EXERCISE INPUTS |
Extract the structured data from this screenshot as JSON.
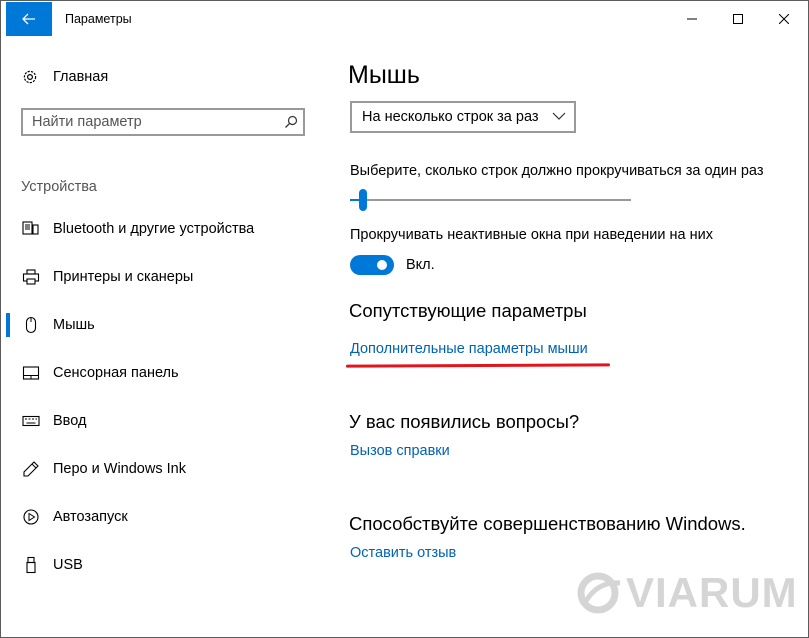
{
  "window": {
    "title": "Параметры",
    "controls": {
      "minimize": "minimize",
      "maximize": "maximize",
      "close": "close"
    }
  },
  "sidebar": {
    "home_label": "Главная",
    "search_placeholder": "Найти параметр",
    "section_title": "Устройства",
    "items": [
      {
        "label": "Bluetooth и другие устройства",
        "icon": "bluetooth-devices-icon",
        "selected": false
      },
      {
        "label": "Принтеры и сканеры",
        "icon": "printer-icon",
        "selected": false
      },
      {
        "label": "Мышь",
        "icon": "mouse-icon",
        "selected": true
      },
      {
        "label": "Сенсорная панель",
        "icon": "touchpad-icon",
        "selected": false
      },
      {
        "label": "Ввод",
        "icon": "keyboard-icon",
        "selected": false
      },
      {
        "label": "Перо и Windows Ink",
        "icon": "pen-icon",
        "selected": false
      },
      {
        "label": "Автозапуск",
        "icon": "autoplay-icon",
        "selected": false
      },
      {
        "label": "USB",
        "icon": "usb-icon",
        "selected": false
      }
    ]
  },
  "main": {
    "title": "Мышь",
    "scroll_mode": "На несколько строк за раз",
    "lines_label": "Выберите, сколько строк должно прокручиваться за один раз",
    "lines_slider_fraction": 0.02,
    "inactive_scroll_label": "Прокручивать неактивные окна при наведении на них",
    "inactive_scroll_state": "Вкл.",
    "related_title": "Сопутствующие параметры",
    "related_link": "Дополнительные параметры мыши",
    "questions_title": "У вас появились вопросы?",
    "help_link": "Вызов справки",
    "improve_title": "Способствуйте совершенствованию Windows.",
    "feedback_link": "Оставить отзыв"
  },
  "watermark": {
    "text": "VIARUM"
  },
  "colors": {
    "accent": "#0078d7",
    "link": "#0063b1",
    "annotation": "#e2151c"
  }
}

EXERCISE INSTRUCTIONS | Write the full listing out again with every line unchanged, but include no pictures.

RESPONSE TO THE TASK |
Extract the structured data from this screenshot as JSON.
{
  "window": {
    "title": "Параметры",
    "controls": {
      "minimize": "minimize",
      "maximize": "maximize",
      "close": "close"
    }
  },
  "sidebar": {
    "home_label": "Главная",
    "search_placeholder": "Найти параметр",
    "section_title": "Устройства",
    "items": [
      {
        "label": "Bluetooth и другие устройства",
        "icon": "bluetooth-devices-icon",
        "selected": false
      },
      {
        "label": "Принтеры и сканеры",
        "icon": "printer-icon",
        "selected": false
      },
      {
        "label": "Мышь",
        "icon": "mouse-icon",
        "selected": true
      },
      {
        "label": "Сенсорная панель",
        "icon": "touchpad-icon",
        "selected": false
      },
      {
        "label": "Ввод",
        "icon": "keyboard-icon",
        "selected": false
      },
      {
        "label": "Перо и Windows Ink",
        "icon": "pen-icon",
        "selected": false
      },
      {
        "label": "Автозапуск",
        "icon": "autoplay-icon",
        "selected": false
      },
      {
        "label": "USB",
        "icon": "usb-icon",
        "selected": false
      }
    ]
  },
  "main": {
    "title": "Мышь",
    "scroll_mode": "На несколько строк за раз",
    "lines_label": "Выберите, сколько строк должно прокручиваться за один раз",
    "lines_slider_fraction": 0.02,
    "inactive_scroll_label": "Прокручивать неактивные окна при наведении на них",
    "inactive_scroll_state": "Вкл.",
    "related_title": "Сопутствующие параметры",
    "related_link": "Дополнительные параметры мыши",
    "questions_title": "У вас появились вопросы?",
    "help_link": "Вызов справки",
    "improve_title": "Способствуйте совершенствованию Windows.",
    "feedback_link": "Оставить отзыв"
  },
  "watermark": {
    "text": "VIARUM"
  },
  "colors": {
    "accent": "#0078d7",
    "link": "#0063b1",
    "annotation": "#e2151c"
  }
}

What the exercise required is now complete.